William "Willie" Pearse was a younger brother of Patrick Pearse, a leader of the Rising. He followed his brother into the Irish Volunteers and the Republican movement, taking part in the Easter Rising in 1916 at the General Post Office. Following the surrender he was court-martialled and sentenced to be shot. He was executed on the 4 May 1916.
Willie Pearse was a well-regarded sculptor who ran the family stone-carving business, but he was also a dynamic activist whose life offers fresh insights into political and cultural life before 1916. History has placed him in the shadow of his brother Patrick, but whether it was nationalism, education or the cultural revival, Willie shared in these activities as an equal.
Being Patrick’s right-hand man in the weeks preceding the Rising, he played an important role in making it happen. His gentle character and wide circle of friends meant that his execution on 4 May 1916 shocked even those who had little sympathy with the rebels and helped turn public opinion in their favour. In this book, using new sources, Róisin Ní Ghairbhi shows conclusively that, far from being dominated by his brother, Willie Pearse was always decidedly his own man.

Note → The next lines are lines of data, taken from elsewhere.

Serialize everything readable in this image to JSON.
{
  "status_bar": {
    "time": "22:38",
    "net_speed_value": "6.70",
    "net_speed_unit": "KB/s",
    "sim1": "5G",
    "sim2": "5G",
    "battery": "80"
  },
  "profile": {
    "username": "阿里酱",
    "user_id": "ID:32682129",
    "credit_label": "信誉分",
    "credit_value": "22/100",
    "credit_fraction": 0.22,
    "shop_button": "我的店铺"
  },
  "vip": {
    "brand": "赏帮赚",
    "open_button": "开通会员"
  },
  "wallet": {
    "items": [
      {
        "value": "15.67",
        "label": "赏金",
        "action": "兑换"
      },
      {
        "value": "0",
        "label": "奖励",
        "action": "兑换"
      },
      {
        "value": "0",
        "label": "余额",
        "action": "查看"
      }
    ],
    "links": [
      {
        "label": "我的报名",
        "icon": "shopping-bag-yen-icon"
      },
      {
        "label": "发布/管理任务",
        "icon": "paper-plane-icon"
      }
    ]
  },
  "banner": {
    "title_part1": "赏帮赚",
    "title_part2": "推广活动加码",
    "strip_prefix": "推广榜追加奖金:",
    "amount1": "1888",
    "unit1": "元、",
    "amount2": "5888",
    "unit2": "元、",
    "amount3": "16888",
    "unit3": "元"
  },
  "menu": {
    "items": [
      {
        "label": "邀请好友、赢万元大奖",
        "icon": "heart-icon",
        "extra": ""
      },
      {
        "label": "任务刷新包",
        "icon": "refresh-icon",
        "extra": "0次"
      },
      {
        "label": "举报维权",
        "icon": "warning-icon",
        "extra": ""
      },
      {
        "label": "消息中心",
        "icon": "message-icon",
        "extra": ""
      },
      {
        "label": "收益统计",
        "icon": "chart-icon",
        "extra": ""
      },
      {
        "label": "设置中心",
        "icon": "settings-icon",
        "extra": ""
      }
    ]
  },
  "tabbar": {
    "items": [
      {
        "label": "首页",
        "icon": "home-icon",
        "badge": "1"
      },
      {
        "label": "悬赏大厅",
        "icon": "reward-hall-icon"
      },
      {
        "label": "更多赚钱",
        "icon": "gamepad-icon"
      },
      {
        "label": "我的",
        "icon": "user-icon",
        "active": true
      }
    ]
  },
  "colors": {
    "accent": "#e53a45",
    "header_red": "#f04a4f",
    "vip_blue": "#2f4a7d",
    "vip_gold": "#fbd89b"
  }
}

Willie Pearse is usually seen as an unfortunate adjunct to his more prominent brother, but Ni Ghairbhi paints a fascinating picture of his life and career